  • Pay-as-you-store – Amazon’s service is designed in such a way that it doesn’t limit your storage. Instead, you simply pay based on how much storage you use at any given point in time. Regardless of your needs, you’d likely be much better off in terms of cash flow optimization. There would be no need to pay large upfront costs right away if you expect to require large storage consumption. Conversely, if you’re starting small, you can generate great cost savings early on and then increase your storage proportionately as you grow.
  • Regulatory compliance – In case you have specific data protection and storage requirements (such as geographical limitations, for example), Amazon allows you to create regional buckets where you can store your data and be fully compliant within minutes.

Finally, Amazon S3 is quite secure. Keep in mind that this doesn’t mean you can’t make your local storage highly secure. However, it does mean that you gain a well-resourced partner in building your security system.

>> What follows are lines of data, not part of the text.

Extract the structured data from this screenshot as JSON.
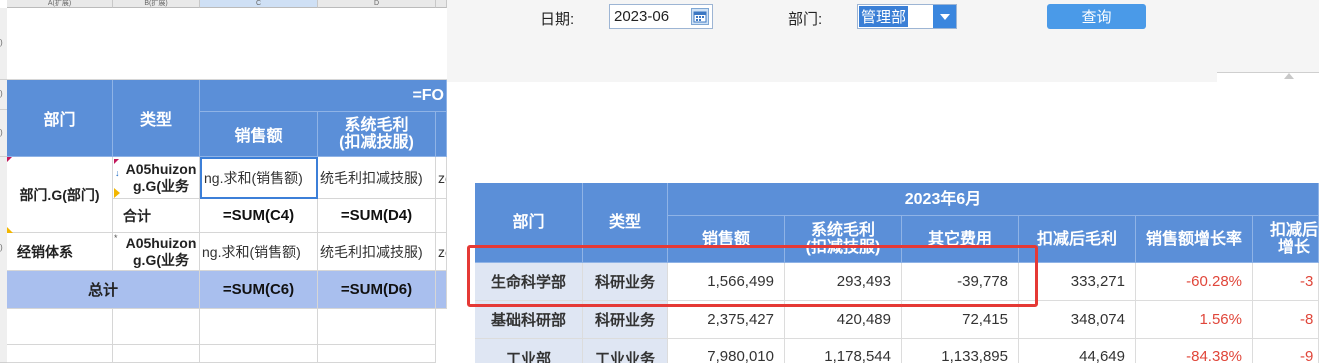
{
  "designer": {
    "col_headers": [
      "A(扩展)",
      "B(扩展)",
      "C",
      "D"
    ],
    "row_headers": [
      ")",
      ")",
      ")",
      ")"
    ],
    "header": {
      "dept": "部门",
      "type": "类型",
      "formula_head": "=FO",
      "sales": "销售额",
      "gross_profit": "系统毛利\n(扣减技服)"
    },
    "rows": [
      {
        "dept": "部门.G(部门)",
        "type": "A05huizong.G(业务",
        "sales": "ng.求和(销售额)",
        "profit": "统毛利扣减技服)",
        "extra": "zc"
      },
      {
        "type": "合计",
        "sales": "=SUM(C4)",
        "profit": "=SUM(D4)"
      },
      {
        "dept": "经销体系",
        "type": "A05huizong.G(业务",
        "sales": "ng.求和(销售额)",
        "profit": "统毛利扣减技服)",
        "extra": "zc"
      },
      {
        "dept": "总计",
        "sales": "=SUM(C6)",
        "profit": "=SUM(D6)"
      }
    ]
  },
  "report": {
    "toolbar": {
      "date_label": "日期:",
      "date_value": "2023-06",
      "dept_label": "部门:",
      "dept_value": "管理部",
      "query_button": "查询"
    },
    "table": {
      "headers": {
        "dept": "部门",
        "type": "类型",
        "period": "2023年6月",
        "sales": "销售额",
        "gross_profit": "系统毛利\n(扣减技服)",
        "other_cost": "其它费用",
        "net_profit": "扣减后毛利",
        "sales_growth": "销售额增长率",
        "net_growth": "扣减后\n增长"
      },
      "rows": [
        {
          "dept": "生命科学部",
          "type": "科研业务",
          "sales": "1,566,499",
          "gross": "293,493",
          "other": "-39,778",
          "net": "333,271",
          "growth": "-60.28%",
          "net_growth": "-3"
        },
        {
          "dept": "基础科研部",
          "type": "科研业务",
          "sales": "2,375,427",
          "gross": "420,489",
          "other": "72,415",
          "net": "348,074",
          "growth": "1.56%",
          "net_growth": "-8"
        },
        {
          "dept": "工业部",
          "type": "工业业务",
          "sales": "7,980,010",
          "gross": "1,178,544",
          "other": "1,133,895",
          "net": "44,649",
          "growth": "-84.38%",
          "net_growth": "-9"
        }
      ]
    },
    "highlight_color": "#e53935",
    "header_color": "#5b8fd8"
  }
}
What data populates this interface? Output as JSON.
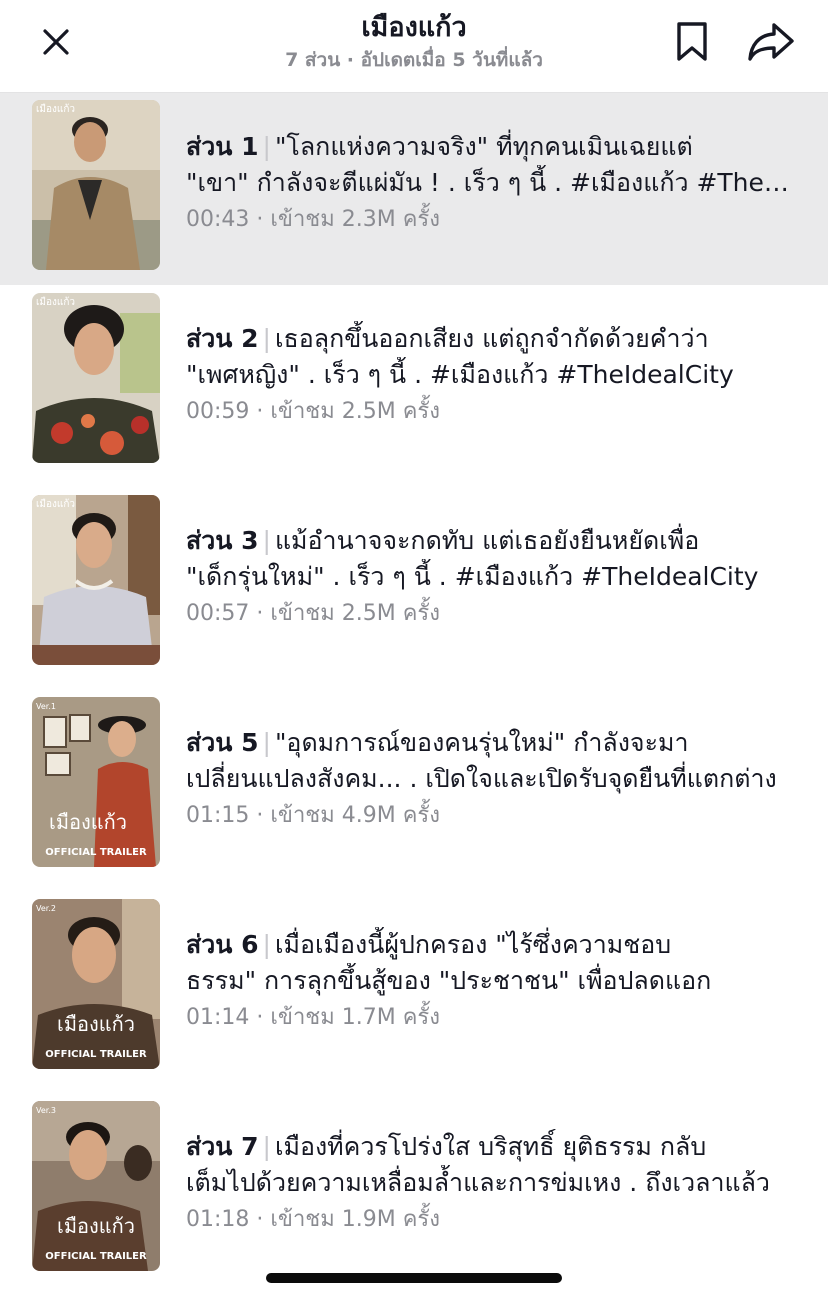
{
  "header": {
    "title": "เมืองแก้ว",
    "subtitle": "7 ส่วน · อัปเดตเมื่อ 5 วันที่แล้ว",
    "close_icon": "close-icon",
    "bookmark_icon": "bookmark-icon",
    "share_icon": "share-icon"
  },
  "colors": {
    "active_row_bg": "#eaeaeb",
    "meta_text": "#8a8b91",
    "primary_text": "#161823"
  },
  "episodes": [
    {
      "part": "ส่วน 1",
      "line1": "\"โลกแห่งความจริง\" ที่ทุกคนเมินเฉยแต่",
      "line2": "\"เขา\" กำลังจะตีแผ่มัน ! . เร็ว ๆ นี้ . #เมืองแก้ว #TheIdealCity",
      "duration": "00:43",
      "views": "เข้าชม 2.3M ครั้ง",
      "active": true
    },
    {
      "part": "ส่วน 2",
      "line1": "เธอลุกขึ้นออกเสียง แต่ถูกจำกัดด้วยคำว่า",
      "line2": "\"เพศหญิง\" . เร็ว ๆ นี้ . #เมืองแก้ว #TheIdealCity",
      "duration": "00:59",
      "views": "เข้าชม 2.5M ครั้ง",
      "active": false
    },
    {
      "part": "ส่วน 3",
      "line1": "แม้อำนาจจะกดทับ แต่เธอยังยืนหยัดเพื่อ",
      "line2": "\"เด็กรุ่นใหม่\" . เร็ว ๆ นี้ . #เมืองแก้ว #TheIdealCity",
      "duration": "00:57",
      "views": "เข้าชม 2.5M ครั้ง",
      "active": false
    },
    {
      "part": "ส่วน 5",
      "line1": "\"อุดมการณ์ของคนรุ่นใหม่\" กำลังจะมา",
      "line2": "เปลี่ยนแปลงสังคม... . เปิดใจและเปิดรับจุดยืนที่แตกต่าง",
      "duration": "01:15",
      "views": "เข้าชม 4.9M ครั้ง",
      "active": false
    },
    {
      "part": "ส่วน 6",
      "line1": "เมื่อเมืองนี้ผู้ปกครอง \"ไร้ซึ่งความชอบ",
      "line2": "ธรรม\" การลุกขึ้นสู้ของ \"ประชาชน\" เพื่อปลดแอก",
      "duration": "01:14",
      "views": "เข้าชม 1.7M ครั้ง",
      "active": false
    },
    {
      "part": "ส่วน 7",
      "line1": "เมืองที่ควรโปร่งใส บริสุทธิ์ ยุติธรรม กลับ",
      "line2": "เต็มไปด้วยความเหลื่อมล้ำและการข่มเหง . ถึงเวลาแล้ว",
      "duration": "01:18",
      "views": "เข้าชม 1.9M ครั้ง",
      "active": false
    }
  ],
  "thumbnails": [
    {
      "logo_text": "เมืองแก้ว",
      "bg": "#cbbfa9",
      "shirt": "#a68a66",
      "skin": "#c99a76"
    },
    {
      "logo_text": "เมืองแก้ว",
      "bg": "#d8d2c4",
      "shirt": "#3a3a2c",
      "skin": "#d8a886"
    },
    {
      "logo_text": "เมืองแก้ว",
      "bg": "#b9a58f",
      "shirt": "#cfcfd8",
      "skin": "#d9ab8a"
    },
    {
      "logo_text": "เมืองแก้ว",
      "badge": "OFFICIAL TRAILER",
      "ver": "Ver.1",
      "bg": "#a99a85",
      "shirt": "#b2452c",
      "skin": "#dcae8c"
    },
    {
      "logo_text": "เมืองแก้ว",
      "badge": "OFFICIAL TRAILER",
      "ver": "Ver.2",
      "bg": "#9b8470",
      "shirt": "#4d3a2c",
      "skin": "#d7a784"
    },
    {
      "logo_text": "เมืองแก้ว",
      "badge": "OFFICIAL TRAILER",
      "ver": "Ver.3",
      "bg": "#8f7d6c",
      "shirt": "#5a3e2e",
      "skin": "#d6a683"
    }
  ]
}
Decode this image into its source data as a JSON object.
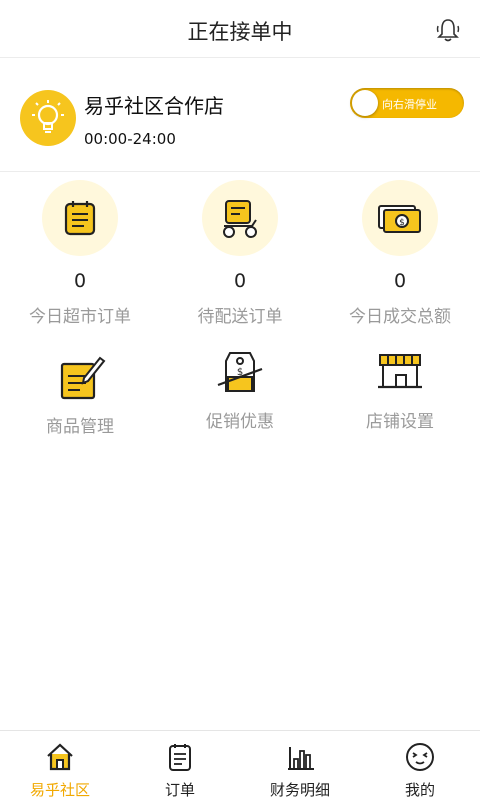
{
  "header": {
    "title": "正在接单中",
    "icon": "bell-icon"
  },
  "store": {
    "name": "易乎社区合作店",
    "hours": "00:00-24:00",
    "logo_icon": "lightbulb-icon",
    "toggle_label": "向右滑停业"
  },
  "stats": [
    {
      "value": "0",
      "label": "今日超市订单",
      "icon": "notepad-icon"
    },
    {
      "value": "0",
      "label": "待配送订单",
      "icon": "delivery-scooter-icon"
    },
    {
      "value": "0",
      "label": "今日成交总额",
      "icon": "money-bills-icon"
    }
  ],
  "tools": [
    {
      "label": "商品管理",
      "icon": "edit-note-icon"
    },
    {
      "label": "促销优惠",
      "icon": "price-tag-icon"
    },
    {
      "label": "店铺设置",
      "icon": "storefront-icon"
    }
  ],
  "tabs": [
    {
      "label": "易乎社区",
      "icon": "home-icon",
      "active": true
    },
    {
      "label": "订单",
      "icon": "order-list-icon",
      "active": false
    },
    {
      "label": "财务明细",
      "icon": "bar-chart-icon",
      "active": false
    },
    {
      "label": "我的",
      "icon": "smiley-face-icon",
      "active": false
    }
  ],
  "colors": {
    "accent": "#f6c51e",
    "active_tab": "#f1a800",
    "icon_bg": "#fff8dc"
  }
}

S3 Cons

Using Amazon S3 will result in additional latency compared to local storage. You’ll have to go through the internet every time to retrieve and use them. This latency can increase even more with geographical location distance. Even if your server is running on Amazon EC2, you will experience higher latency compared to physically attached local storage.

Some companies simply do not feel comfortable storing sensitive data outside their organization. Whatever the reasoning, the primary alternative is to use local storage.

Local storage – close to home

Storing your objects locally gives you two major advantages that counter the shortcomings of Amazon S3 mentioned above. You’ll get unparalleled low latency if you hook directly into your local storage infrastructure. Also, your privacy is yours to manage, so you can customize it to meet all your demands and requirements.

Keep in mind that this comes with quite a few costs, of which the greatest is time. You’ll have to deal with all of this directly and there’s no other option. Additionally, local storage does bring a few other downsides with it:

  • Server processing load and size – In some cases, you can’t really anticipate the server load and storage size. Unfortunately, local storage will force you to “guess” this. If your guess is off, you risk running out of capacity at the worst possible time.
  • Accessibility – If your local storage works, everything is great. However, if it fails or experiences downtime, the cause is likely going to be more serious. Resolving this takes precious time.
  • Backup – Organizing backups is not a big deal in and of itself, but you’ll definitely require storage capacity for backup images. More costs, more work.

The verdict – Amazon S3 or local storage?

The Amazon S3 versus local storage debate will continue for the next couple of years. In the end, the needs of your organization will likely dictate which option you’ll choose. Undeniably, business processes and consumer trends are favoring the cloud, and Amazon S3 is the leading choice. So, if you’re just getting started, or you’re expecting to grow rapidly, Amazon S3 would still be your best bet.